Textile Series Chapbooks
The Textile Series features handmade fabric-bound chapbooks for experimental readers and writers.
Enjoy lovely chapbooks by Michael Sikkema, Misty Harper, Emily Carr, Charles Alexander, Beverly Dahlen, Paul Klinger, Kevin Holden, Julia Bloch and David Leftwich!
"In Sophie Seita’s Meat, the witty rigors of the dainty butcher and are butchered (the product of femininity both cleaver and carcass seemingly destined to be sectioned into retail-ready portions). In the racialized and gendered economy of our atmospherically fractured colonial violence, you get you a piece of meat so sweet. Or not. Seita folds us in through the discourses we’ve been eaten by." - Laura Elrick
Written during the new weeks of parenthood, The City is an energetic and relevant sweep of Houston--a city of difficult economies and sticky relationships.
What is the individual’s relationship to corporate notions of personhood in the twenty-first century? These pieces use the prose poem form to engage with this theme through the politics of fertility, playing connection and disconnection against each other via the line to chart the edges of personhood.
In this chapbook, Holden explores sublimation as snow turning into air and the psychoanalytical concept particularly at it relates to queerness strategies, ie "channeling their repression into the glinting (snow)".
i had hoped to make an alphabet of teeth, all the forms resting in
boxes suggested it, as the roots of the teeth bend in ways that suggest
meanings can be distinguished.
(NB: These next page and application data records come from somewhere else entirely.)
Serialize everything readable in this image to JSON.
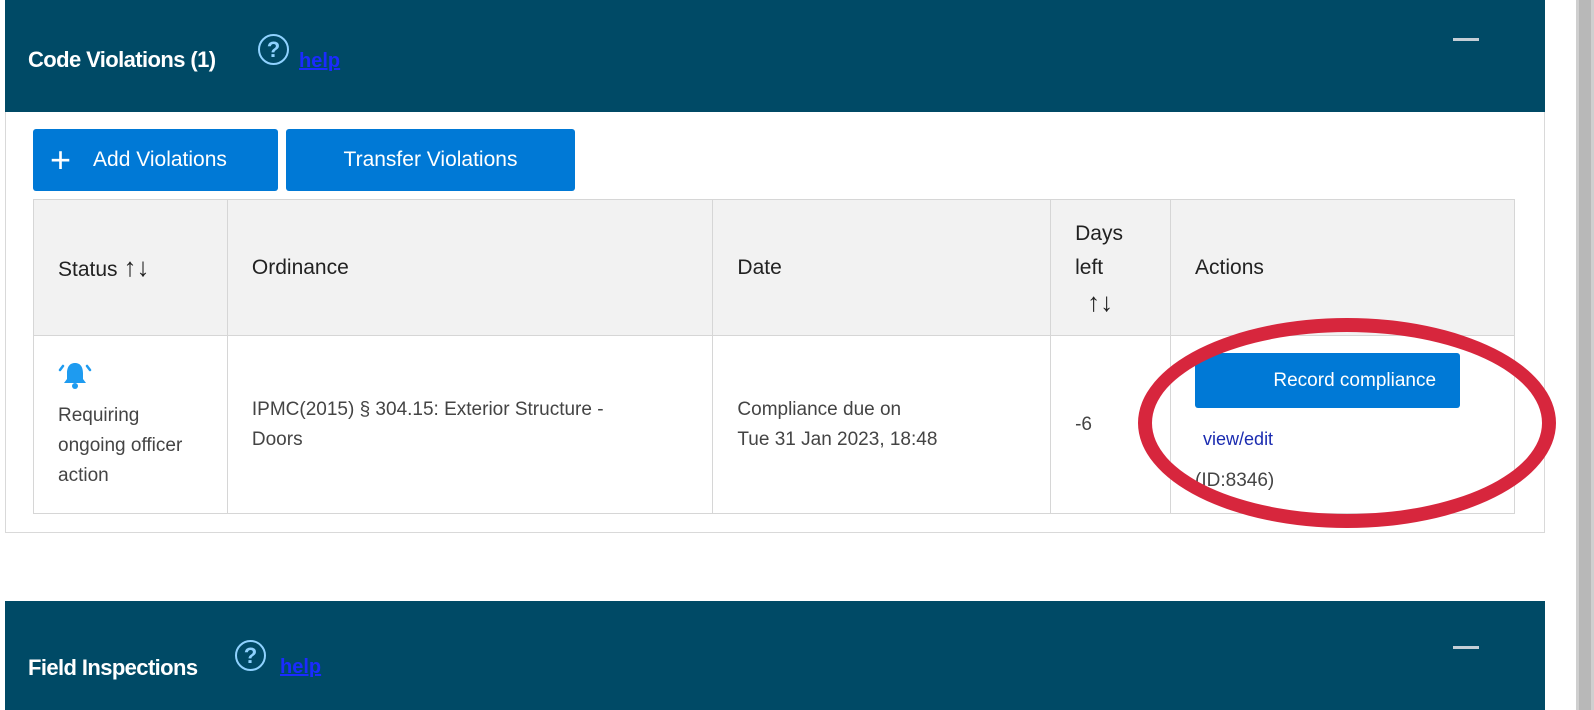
{
  "violations_panel": {
    "title": "Code Violations (1)",
    "help_icon": "?",
    "help_link": "help",
    "collapse_icon": "minus-icon"
  },
  "toolbar": {
    "add_icon": "+",
    "add_label": "Add Violations",
    "transfer_label": "Transfer Violations"
  },
  "table": {
    "headers": {
      "status": "Status",
      "ordinance": "Ordinance",
      "date": "Date",
      "days_left_line1": "Days",
      "days_left_line2": "left",
      "actions": "Actions"
    },
    "sort_icon": "↑↓",
    "rows": [
      {
        "status_icon": "bell-icon",
        "status_line1": "Requiring",
        "status_line2": "ongoing officer",
        "status_line3": "action",
        "ordinance_line1": "IPMC(2015) § 304.15: Exterior Structure -",
        "ordinance_line2": "Doors",
        "date_line1": "Compliance due on",
        "date_line2": "Tue 31 Jan 2023, 18:48",
        "days_left": "-6",
        "record_label": "Record compliance",
        "view_edit_label": "view/edit",
        "id_label": "(ID:8346)"
      }
    ]
  },
  "inspections_panel": {
    "title": "Field Inspections",
    "help_icon": "?",
    "help_link": "help",
    "collapse_icon": "minus-icon"
  },
  "colors": {
    "header_bg": "#004a66",
    "primary_button": "#0079d6",
    "due_text": "#f7a12a",
    "annotation_red": "#d7263d"
  }
}
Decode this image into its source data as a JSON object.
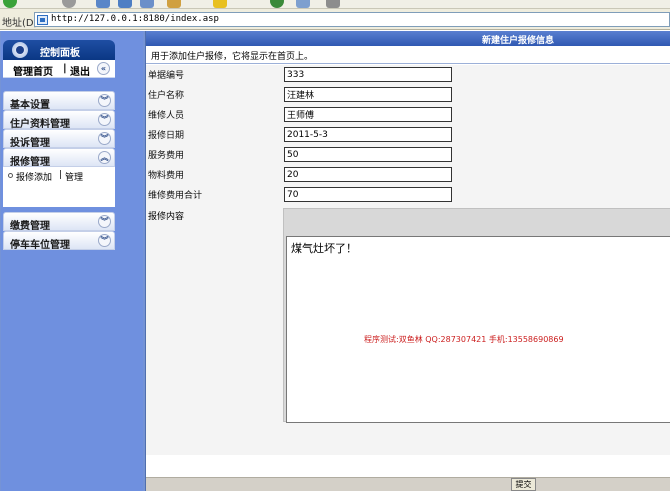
{
  "browser": {
    "address_label": "地址(D)",
    "url": "http://127.0.0.1:8180/index.asp"
  },
  "sidebar": {
    "header_title": "控制面板",
    "home_link": "管理首页",
    "separator": "|",
    "logout_link": "退出",
    "collapse_icon": "«",
    "menus": [
      {
        "label": "基本设置",
        "expanded": false
      },
      {
        "label": "住户资料管理",
        "expanded": false
      },
      {
        "label": "投诉管理",
        "expanded": false
      },
      {
        "label": "报修管理",
        "expanded": true
      },
      {
        "label": "缴费管理",
        "expanded": false
      },
      {
        "label": "停车车位管理",
        "expanded": false
      }
    ],
    "submenu": {
      "add_link": "报修添加",
      "separator": "|",
      "manage_link": "管理"
    }
  },
  "main": {
    "title": "新建住户报修信息",
    "description": "用于添加住户报修，它将显示在首页上。",
    "fields": [
      {
        "label": "单据编号",
        "value": "333"
      },
      {
        "label": "住户名称",
        "value": "汪建林"
      },
      {
        "label": "维修人员",
        "value": "王师傅"
      },
      {
        "label": "报修日期",
        "value": "2011-5-3"
      },
      {
        "label": "服务费用",
        "value": "50"
      },
      {
        "label": "物料费用",
        "value": "20"
      },
      {
        "label": "维修费用合计",
        "value": "70"
      }
    ],
    "content_label": "报修内容",
    "content_text": "煤气灶坏了！",
    "credit": "程序测试:双鱼林 QQ:287307421 手机:13558690869",
    "submit_label": "提交"
  },
  "colors": {
    "sidebar_bg": "#6f90df",
    "title_bar": "#2f58b2",
    "credit_text": "#cc2020"
  }
}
The linguistic capabilities of a
carnassial or incisor, whereas a molar seems bound / boulder / solid /
vowel / in the middle of. The curl of beaver’s incisor almost a “C” the
teeth of homodonts become my vowels, my most common usages...
In this chapbook poet and artist Paul Klinger explores the intimacy and expiration of teeth. Cataloged beside these strange and exuberant lietmotif poems are the blunt fonts of found teeth -- those of horses, grandfathers and daughters.
These two poems by Beverly Dahlen drift between the gravities of personal and political matter, teasing out the imperative we have to our environment and our neighbors.
The sense of flow in some ways dominates a work that changes many times, from the straightforward to the farcical to the mythopoetic. These two sections of a longer book present a somewhat meditative work, and one in which the title suddenly becomes a character walking through the landscape of the poem or of a world.
Stay this Moment: The Autopsy Lyrics, Acts 3 & 4, an excerpt from Emily Carr’s longer novella-in-verse, constructs a sexually charged patchwork of characters and themes, all predicated on a skepticism toward both the world that contains them and that which they contain.
Rose Incus is a quirky and delicate collection of poems by Altanta poet, Misty Harper. Many of these poems' titles feature the mysterious names and dates of strangers: Past Hooker (1921-2009, California), Voice Gurr (1906-1971, Michigan), Mitter Spellers (1911-1976, Florida) and more. With only these names, dates and places; Harper pieces together little wisps of persons in an experimental (and oddly intimate) language of portraiture.